Some of that success is attributable to US investments in health care from HIV/AIDs prevention, malaria and tuberculosis treatments as well as maternal health. Particularly in HIV/AIDS the establishment of PEPFAR, a bipartisan Congressional accomplishment led and administered by President Bush, has saved literally millions of lives and changed the demography and future of numerous African nations. President Bush may be viewed as a polarizing figure in the United States but he is beloved by many African people for his commitment to health and the fight against HIV. This story of bipartisanship and the federal government often goes overlooked outside of African development professional circles but the tremendously positive impact US taxpayer dollars had on the lives of HIV positive or at risk Africans has been a resounding success.
One experience in Ethiopia that particularly affected me was a visit to a Peace Corps site in Amboo, a town of some 80,000 about two hours from Addis Ababa. Three Americans were working there as volunteers teaching in the local school, helping a health clinic treat disabled children and assisting subsistence farmers to increase their yields and have more success with their crops. There is an emphasis in the Peace Corps that volunteers bring their skills to bear where they serve to build lasting capabilities that will continue to improve the lives of the community where they serve. Americans from across the U.S. sign up for two-year commitments (though many often extend their stay to complete their work) and are totally cut off from their families and from amenities and comforts we take for granted in this country. Peace Corps volunteers are model citizens for their peers back home and excellent ambassadors of the hope, dedication and kindness that embody the spirit of the American people.
Seeing these volunteers commitment to service and to improving the lives of their fellow man was a refreshing reminder that, even though our system of government may be limping along and the mood in Washington is weary and bleak, out in the world the United States can still be a force for tremendous good.

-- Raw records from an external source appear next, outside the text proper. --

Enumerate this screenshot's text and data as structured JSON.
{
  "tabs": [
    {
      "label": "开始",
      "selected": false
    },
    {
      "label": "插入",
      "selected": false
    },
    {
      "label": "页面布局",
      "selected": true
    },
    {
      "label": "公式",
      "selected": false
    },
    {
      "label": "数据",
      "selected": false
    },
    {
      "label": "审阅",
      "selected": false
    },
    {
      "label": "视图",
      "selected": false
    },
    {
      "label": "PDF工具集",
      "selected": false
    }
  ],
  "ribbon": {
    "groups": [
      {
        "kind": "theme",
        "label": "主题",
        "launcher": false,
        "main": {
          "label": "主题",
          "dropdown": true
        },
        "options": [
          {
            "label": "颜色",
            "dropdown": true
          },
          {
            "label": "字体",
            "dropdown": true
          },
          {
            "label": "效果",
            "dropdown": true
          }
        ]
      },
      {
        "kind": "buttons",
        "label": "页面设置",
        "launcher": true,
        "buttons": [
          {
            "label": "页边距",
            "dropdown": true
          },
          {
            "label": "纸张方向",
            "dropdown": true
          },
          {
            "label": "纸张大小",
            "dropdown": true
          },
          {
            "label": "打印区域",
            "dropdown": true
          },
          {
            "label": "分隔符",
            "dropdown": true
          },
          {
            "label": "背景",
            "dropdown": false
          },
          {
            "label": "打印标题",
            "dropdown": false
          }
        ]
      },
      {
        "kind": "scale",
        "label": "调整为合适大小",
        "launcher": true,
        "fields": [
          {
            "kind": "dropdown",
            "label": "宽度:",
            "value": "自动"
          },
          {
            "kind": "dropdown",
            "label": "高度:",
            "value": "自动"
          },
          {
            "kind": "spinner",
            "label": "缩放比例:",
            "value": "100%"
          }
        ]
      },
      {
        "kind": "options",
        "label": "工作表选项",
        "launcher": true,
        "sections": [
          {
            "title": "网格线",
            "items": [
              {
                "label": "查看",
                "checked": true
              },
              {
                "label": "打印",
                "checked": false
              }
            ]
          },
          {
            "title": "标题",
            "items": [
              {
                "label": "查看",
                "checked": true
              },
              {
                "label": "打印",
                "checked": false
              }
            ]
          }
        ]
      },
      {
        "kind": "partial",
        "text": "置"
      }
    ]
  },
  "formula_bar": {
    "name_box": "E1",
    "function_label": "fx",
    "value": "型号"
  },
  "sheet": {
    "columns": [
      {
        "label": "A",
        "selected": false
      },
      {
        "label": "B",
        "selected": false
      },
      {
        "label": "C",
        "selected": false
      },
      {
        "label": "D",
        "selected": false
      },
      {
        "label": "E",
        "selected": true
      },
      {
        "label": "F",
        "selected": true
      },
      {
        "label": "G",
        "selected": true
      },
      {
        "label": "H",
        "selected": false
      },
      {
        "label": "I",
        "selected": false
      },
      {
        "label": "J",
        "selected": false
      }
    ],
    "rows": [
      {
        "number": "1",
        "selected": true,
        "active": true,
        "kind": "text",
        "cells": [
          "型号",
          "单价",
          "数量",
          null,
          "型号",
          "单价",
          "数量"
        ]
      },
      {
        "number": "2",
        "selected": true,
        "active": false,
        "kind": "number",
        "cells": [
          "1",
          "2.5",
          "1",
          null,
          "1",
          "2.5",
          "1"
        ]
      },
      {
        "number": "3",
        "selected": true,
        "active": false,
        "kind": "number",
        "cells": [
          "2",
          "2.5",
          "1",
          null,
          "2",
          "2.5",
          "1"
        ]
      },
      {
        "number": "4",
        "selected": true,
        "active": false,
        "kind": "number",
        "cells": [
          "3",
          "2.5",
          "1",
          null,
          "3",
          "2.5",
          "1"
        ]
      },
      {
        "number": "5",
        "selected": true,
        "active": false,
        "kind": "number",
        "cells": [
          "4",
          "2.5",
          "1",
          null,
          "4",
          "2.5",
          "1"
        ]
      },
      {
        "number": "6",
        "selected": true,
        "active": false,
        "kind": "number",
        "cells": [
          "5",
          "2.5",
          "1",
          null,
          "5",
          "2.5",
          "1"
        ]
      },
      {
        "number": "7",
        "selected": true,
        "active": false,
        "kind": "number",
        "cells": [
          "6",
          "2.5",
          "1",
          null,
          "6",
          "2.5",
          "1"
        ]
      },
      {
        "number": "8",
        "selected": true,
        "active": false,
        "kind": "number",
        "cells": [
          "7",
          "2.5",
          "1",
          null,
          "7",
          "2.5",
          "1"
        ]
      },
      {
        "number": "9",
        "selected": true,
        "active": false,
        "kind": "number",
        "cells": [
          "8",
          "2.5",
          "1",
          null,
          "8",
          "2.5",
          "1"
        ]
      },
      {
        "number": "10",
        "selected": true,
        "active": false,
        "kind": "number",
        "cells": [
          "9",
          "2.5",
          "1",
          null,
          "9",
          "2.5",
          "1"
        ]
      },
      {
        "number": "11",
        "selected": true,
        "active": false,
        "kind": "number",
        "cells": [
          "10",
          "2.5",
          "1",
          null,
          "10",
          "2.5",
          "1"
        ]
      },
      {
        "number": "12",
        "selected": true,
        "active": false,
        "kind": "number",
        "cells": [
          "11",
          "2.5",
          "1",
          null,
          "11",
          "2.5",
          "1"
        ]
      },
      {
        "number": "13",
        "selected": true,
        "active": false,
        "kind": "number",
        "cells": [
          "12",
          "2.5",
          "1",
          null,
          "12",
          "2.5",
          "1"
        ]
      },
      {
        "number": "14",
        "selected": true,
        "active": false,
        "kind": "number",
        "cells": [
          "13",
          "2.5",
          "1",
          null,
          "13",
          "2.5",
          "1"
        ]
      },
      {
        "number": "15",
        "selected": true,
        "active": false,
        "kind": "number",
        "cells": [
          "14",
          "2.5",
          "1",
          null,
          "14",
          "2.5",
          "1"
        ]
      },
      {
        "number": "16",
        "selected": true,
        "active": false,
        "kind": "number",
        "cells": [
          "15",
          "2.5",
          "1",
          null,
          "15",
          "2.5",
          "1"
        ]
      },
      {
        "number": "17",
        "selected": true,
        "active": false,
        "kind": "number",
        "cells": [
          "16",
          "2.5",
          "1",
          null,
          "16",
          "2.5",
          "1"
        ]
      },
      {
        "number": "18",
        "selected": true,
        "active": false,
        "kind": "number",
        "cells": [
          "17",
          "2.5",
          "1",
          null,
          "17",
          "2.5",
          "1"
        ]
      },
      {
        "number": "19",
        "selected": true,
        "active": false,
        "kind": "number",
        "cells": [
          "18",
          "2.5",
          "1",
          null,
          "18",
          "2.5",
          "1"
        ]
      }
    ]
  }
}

This commentary originally appeared on the Huffington Post's Impact Blog.